*Collected data entries*:
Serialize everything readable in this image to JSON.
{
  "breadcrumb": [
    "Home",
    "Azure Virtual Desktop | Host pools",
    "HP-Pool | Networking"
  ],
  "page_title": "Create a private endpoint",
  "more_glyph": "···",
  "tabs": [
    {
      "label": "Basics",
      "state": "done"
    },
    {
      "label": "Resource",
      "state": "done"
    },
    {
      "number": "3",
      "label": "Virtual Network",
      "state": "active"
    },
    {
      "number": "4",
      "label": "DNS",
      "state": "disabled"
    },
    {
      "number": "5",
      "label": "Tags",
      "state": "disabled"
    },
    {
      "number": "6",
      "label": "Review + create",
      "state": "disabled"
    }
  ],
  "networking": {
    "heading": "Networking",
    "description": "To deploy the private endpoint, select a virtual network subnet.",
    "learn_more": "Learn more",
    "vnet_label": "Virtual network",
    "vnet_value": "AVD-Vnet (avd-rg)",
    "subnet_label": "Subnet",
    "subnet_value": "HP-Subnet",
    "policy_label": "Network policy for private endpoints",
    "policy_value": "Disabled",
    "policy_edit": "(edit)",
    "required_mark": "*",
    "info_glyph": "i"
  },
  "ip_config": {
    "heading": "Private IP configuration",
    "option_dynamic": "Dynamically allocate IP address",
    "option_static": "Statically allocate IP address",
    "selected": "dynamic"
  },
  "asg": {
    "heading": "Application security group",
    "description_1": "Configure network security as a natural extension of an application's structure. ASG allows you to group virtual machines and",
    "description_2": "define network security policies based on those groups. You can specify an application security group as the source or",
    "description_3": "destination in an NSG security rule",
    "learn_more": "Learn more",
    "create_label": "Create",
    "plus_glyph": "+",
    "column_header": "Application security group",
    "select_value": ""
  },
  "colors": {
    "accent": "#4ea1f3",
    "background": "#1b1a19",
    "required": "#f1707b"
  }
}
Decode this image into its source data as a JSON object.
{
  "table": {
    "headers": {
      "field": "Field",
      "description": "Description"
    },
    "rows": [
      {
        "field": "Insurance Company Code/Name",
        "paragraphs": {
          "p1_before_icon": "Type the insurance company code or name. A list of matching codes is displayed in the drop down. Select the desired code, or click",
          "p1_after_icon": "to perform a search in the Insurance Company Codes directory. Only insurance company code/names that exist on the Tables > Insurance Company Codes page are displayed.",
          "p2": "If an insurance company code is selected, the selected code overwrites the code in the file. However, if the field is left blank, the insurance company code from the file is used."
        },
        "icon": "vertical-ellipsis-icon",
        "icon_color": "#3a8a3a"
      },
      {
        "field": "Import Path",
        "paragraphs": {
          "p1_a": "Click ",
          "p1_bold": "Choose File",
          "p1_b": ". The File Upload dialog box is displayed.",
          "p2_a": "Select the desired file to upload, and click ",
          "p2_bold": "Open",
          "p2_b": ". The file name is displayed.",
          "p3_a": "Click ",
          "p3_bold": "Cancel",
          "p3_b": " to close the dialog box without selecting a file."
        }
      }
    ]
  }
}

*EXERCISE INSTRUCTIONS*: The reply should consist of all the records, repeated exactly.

*ANSWER FOR THE TASK*:
Serialize everything readable in this image to JSON.
{
  "breadcrumb": [
    "Home",
    "Azure Virtual Desktop | Host pools",
    "HP-Pool | Networking"
  ],
  "page_title": "Create a private endpoint",
  "more_glyph": "···",
  "tabs": [
    {
      "label": "Basics",
      "state": "done"
    },
    {
      "label": "Resource",
      "state": "done"
    },
    {
      "number": "3",
      "label": "Virtual Network",
      "state": "active"
    },
    {
      "number": "4",
      "label": "DNS",
      "state": "disabled"
    },
    {
      "number": "5",
      "label": "Tags",
      "state": "disabled"
    },
    {
      "number": "6",
      "label": "Review + create",
      "state": "disabled"
    }
  ],
  "networking": {
    "heading": "Networking",
    "description": "To deploy the private endpoint, select a virtual network subnet.",
    "learn_more": "Learn more",
    "vnet_label": "Virtual network",
    "vnet_value": "AVD-Vnet (avd-rg)",
    "subnet_label": "Subnet",
    "subnet_value": "HP-Subnet",
    "policy_label": "Network policy for private endpoints",
    "policy_value": "Disabled",
    "policy_edit": "(edit)",
    "required_mark": "*",
    "info_glyph": "i"
  },
  "ip_config": {
    "heading": "Private IP configuration",
    "option_dynamic": "Dynamically allocate IP address",
    "option_static": "Statically allocate IP address",
    "selected": "dynamic"
  },
  "asg": {
    "heading": "Application security group",
    "description_1": "Configure network security as a natural extension of an application's structure. ASG allows you to group virtual machines and",
    "description_2": "define network security policies based on those groups. You can specify an application security group as the source or",
    "description_3": "destination in an NSG security rule",
    "learn_more": "Learn more",
    "create_label": "Create",
    "plus_glyph": "+",
    "column_header": "Application security group",
    "select_value": ""
  },
  "colors": {
    "accent": "#4ea1f3",
    "background": "#1b1a19",
    "required": "#f1707b"
  }
}
Decode this image into its source data as a JSON object.
{
  "table": {
    "headers": {
      "field": "Field",
      "description": "Description"
    },
    "rows": [
      {
        "field": "Insurance Company Code/Name",
        "paragraphs": {
          "p1_before_icon": "Type the insurance company code or name. A list of matching codes is displayed in the drop down. Select the desired code, or click",
          "p1_after_icon": "to perform a search in the Insurance Company Codes directory. Only insurance company code/names that exist on the Tables > Insurance Company Codes page are displayed.",
          "p2": "If an insurance company code is selected, the selected code overwrites the code in the file. However, if the field is left blank, the insurance company code from the file is used."
        },
        "icon": "vertical-ellipsis-icon",
        "icon_color": "#3a8a3a"
      },
      {
        "field": "Import Path",
        "paragraphs": {
          "p1_a": "Click ",
          "p1_bold": "Choose File",
          "p1_b": ". The File Upload dialog box is displayed.",
          "p2_a": "Select the desired file to upload, and click ",
          "p2_bold": "Open",
          "p2_b": ". The file name is displayed.",
          "p3_a": "Click ",
          "p3_bold": "Cancel",
          "p3_b": " to close the dialog box without selecting a file."
        }
      }
    ]
  }
}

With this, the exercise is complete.